Tuesday, 25 March 2014

The UnPacked Lunch

Gosh I was thrilled when Piglet came home and without any prior notice from the school, she announced: "Tomorrow I have to take in a packed lunch which is totally eco-friendly and has no packaging in it to throw away." I made a number of comments using inappropriate religious language.

Packed lunch is a bone of contention anyway (ho ho). I would much rather Piglet ate a school dinner. I tell her this is because in winter it's good to have a hot meal, but acksherly it's because it's tiring making sandwiches every single day, plus surprisingly expensive if you do it well. 

Eh? I am an over-achieving super mom, what kind of packed lunch do you suppose I produce? We are talking the Rolls Royce of packed lunches here, with sushi, pasta salad and small tubs of peeled grapes. OK, I don't actually peel the grapes, LOL, but I sometimes do make sushi and blah. I can't help it, as soon as I see anything resembling a picnic I go into overdrive.

I know, of course, that Piglet wanting to have a packed lunch is not about not liking school dinners. School dinners, however questionable their nutritional value in the wake of the turkey twizzler scandal, are often tasty. 

Packed lunches are a means towards social kudos. Children swap things from their packed lunches (they are not meant to but they sneak things to each other anyway). In this way, they can gain considerable social status. Chocolate biscuits are high stakes in the roulette of luncheon baskets, y'know. And although Piglet complains when foisted off with a pasta salad made out of stellini and carrots cut into flower shapes, other poor mums tell me their horrid children came home saying: "Why can I not have a packed lunch like Piglet's? She has sushi. Every day!" (She does not have sushi every day, I can assure you.) Piglet used to come home begging for a wrap, because her fellow piglet had wraps, but when I made them for her, they came home uneaten because she didn't really like them.

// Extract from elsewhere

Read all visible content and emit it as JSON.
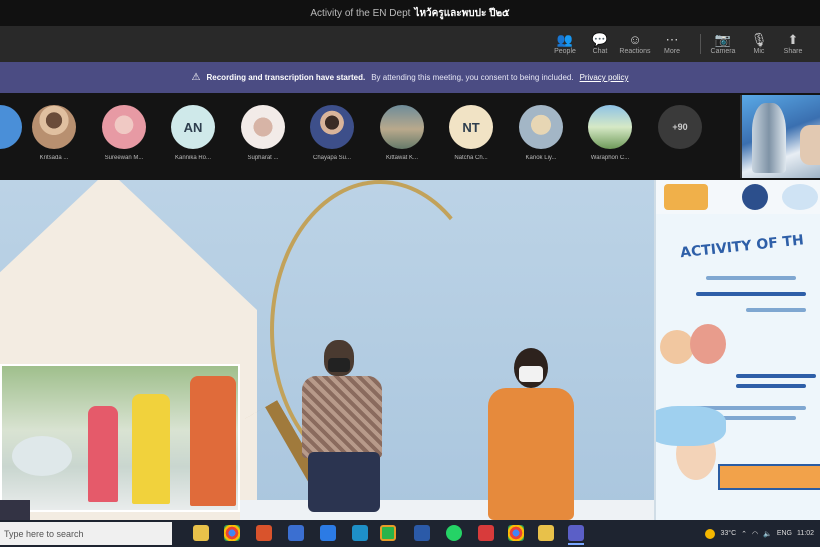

Stellini from The Cook's Thesaurus
Since I put so much time and effort (and cash, for God's sake) into the Piglet packed lunch, I was pretty grumpy when the edict came forth we should also turn it into a project aimed at lowering the amount of waste UK households throw away (30 million tonnes in 2008 (Brown 2009 p.107) - my students have just submitted their essay on 'is rubbish worthless'). Besides, I felt guilty. I realised that as well as a paper tissue (OK, biodegradable) and a juice carton (expensive healthy and recyclable smoothie), I also include unrecyclable packets of little biscuits and crisp-substitutes ('healthy' alternatives - hopeless attempt to put Piglet off the packed lunch idea).

I acksherly managed an entirely eco-friendly packed lunch on this occasion, including a piece of cloth instead of the paper napkin. I had already moved to putting the sandwiches in a tub instead of clingfilm (excuse me while I polish my halo <snerk>) and I put some biscuits out of a packet in a tub, and did the pasta salad instead of crisps in spite of Piglet protesting that she did not want to have the eco lunch as "there isn't even a prize for it".

I'm afraid Piglet's social standing will not take constant pasta salads. The little packets of biscuits are so charming, too, although I have started sending chocolate biscuits in a tub instead. If in 2014 we only have 29.9999999999999 tonnes of rubbish, I will feel I did a little bit, although I still feel guilty about the '30% less fat' (than what? a turkey twizzler?) crisp-substitutes.

Brown, V., 2009. "Rubbish Society: affluence, waste and values" in Taylor, S., Hinchliffe, S., Clarke, J. and Bromley, S. (eds) Making Social Lives, Milton Keynes, The Open University.

No comments:

Post a Comment